Solving a Polynomial in Factored Form

Learning Outcomes

  • Factor the greatest common monomial out of a polynomial
  • Solve a polynomial in factored form by setting it equal to zero

In this section we will apply factoring a monomial from a polynomial to solving polynomial equations. Recall that not all of the techniques we use for solving linear equations will apply to solving polynomial equations, so we will be using the zero product principle to solve for a variable.

We will begin with an example where the polynomial is already equal to zero.




Notice how we were careful with signs in the last example.  Even though one of the terms was negative, we factored out the positive common term of t.  In the next example we will see what to do when the polynomial you are working with is not set equal to zero. In the following video, we present more examples of solving quadratic equations by factoring.

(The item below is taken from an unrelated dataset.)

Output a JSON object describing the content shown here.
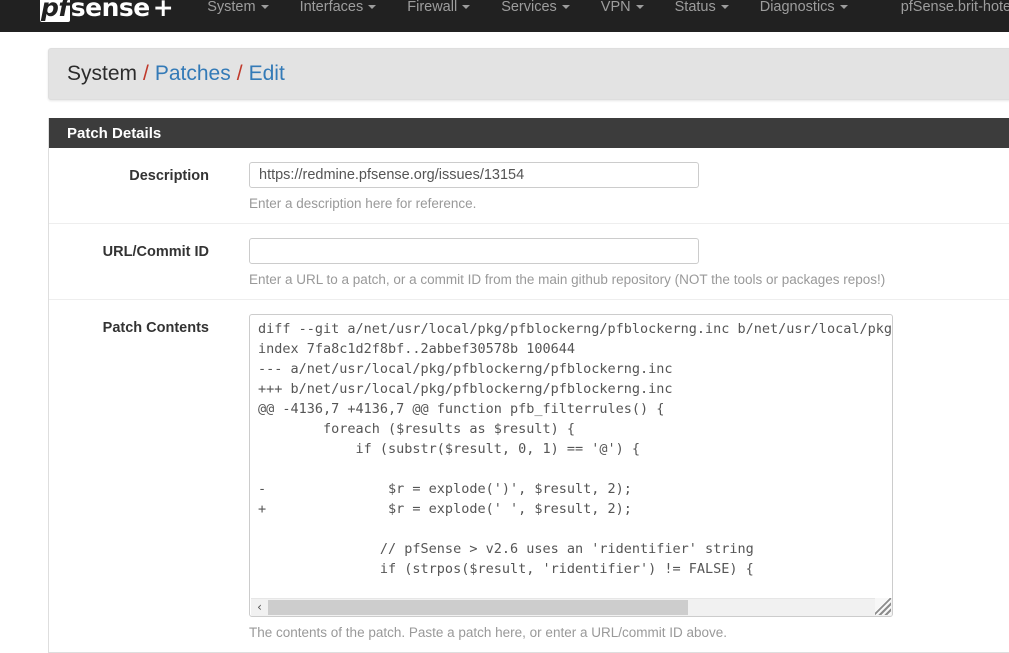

Solve: [latex]6t=3t^2-12t[/latex]

The video that follows provides another example of solving a polynomial equation using the zero product principle and factoring.

We will work through one more example that is similar to the ones above, except this example has fractions and the greatest common monomial is negative.


Solve [latex]\frac{1}{2}y=-4y-\frac{1}{2}y^2[/latex]

Wow! In the last example, we used many skills to solve one equation.  Let’s summarize them:

  • We needed a common denominator to combine the like terms [latex]-4y\text{ and }-\frac{1}{2}y[/latex], after we moved all the terms to one side of the equation
  • We found the GCF of the terms [latex]-\frac{9}{2}y\text{ and }-\frac{1}{2}y^2[/latex]
  • We used the GCF to factor the polynomial [latex]-\frac{9}{2}y-\frac{1}{2}y^2[/latex]
  • We used the zero product principle to solve the polynomial equation [latex]0=-\frac{1}{2}y\left(9+y\right)[/latex]

Sometimes solving an equation requires the combination of many algebraic principles and techniques.  The last facet of solving the polynomial equation [latex]\frac{1}{2}y=-4y-\frac{1}{2}y^2[/latex] that we should talk about is negative signs.

We found that the GCF [latex]-\frac{1}{2}y[/latex] contained a negative coefficient.  This meant that when we factored it out of all the terms in the polynomial, we were left with two positive factors, 9 and y.  This explains why we were left with  [latex]\left(9+y\right)[/latex] as one of the factors of our final product.

In the following video we present another example of solving a quadratic polynomial with fractional coefficients using factoring and the zero product principle.

CautionIf the GCF of a polynomial is negative, pay attention to the signs that are left when you factor it from the terms of a polynomial.

In the next unit, we will learn more factoring techniques that will allow you to be able to solve a wider variety of polynomial equations such as [latex]3x^2-x=2[/latex].


In this section we practiced using the zero product principle as a method for solving polynomial equations.  We also found that a polynomial can be rewritten as a product by factoring out the greatest common factor. We used both factoring and the zero product principle to solve second degree polynomials.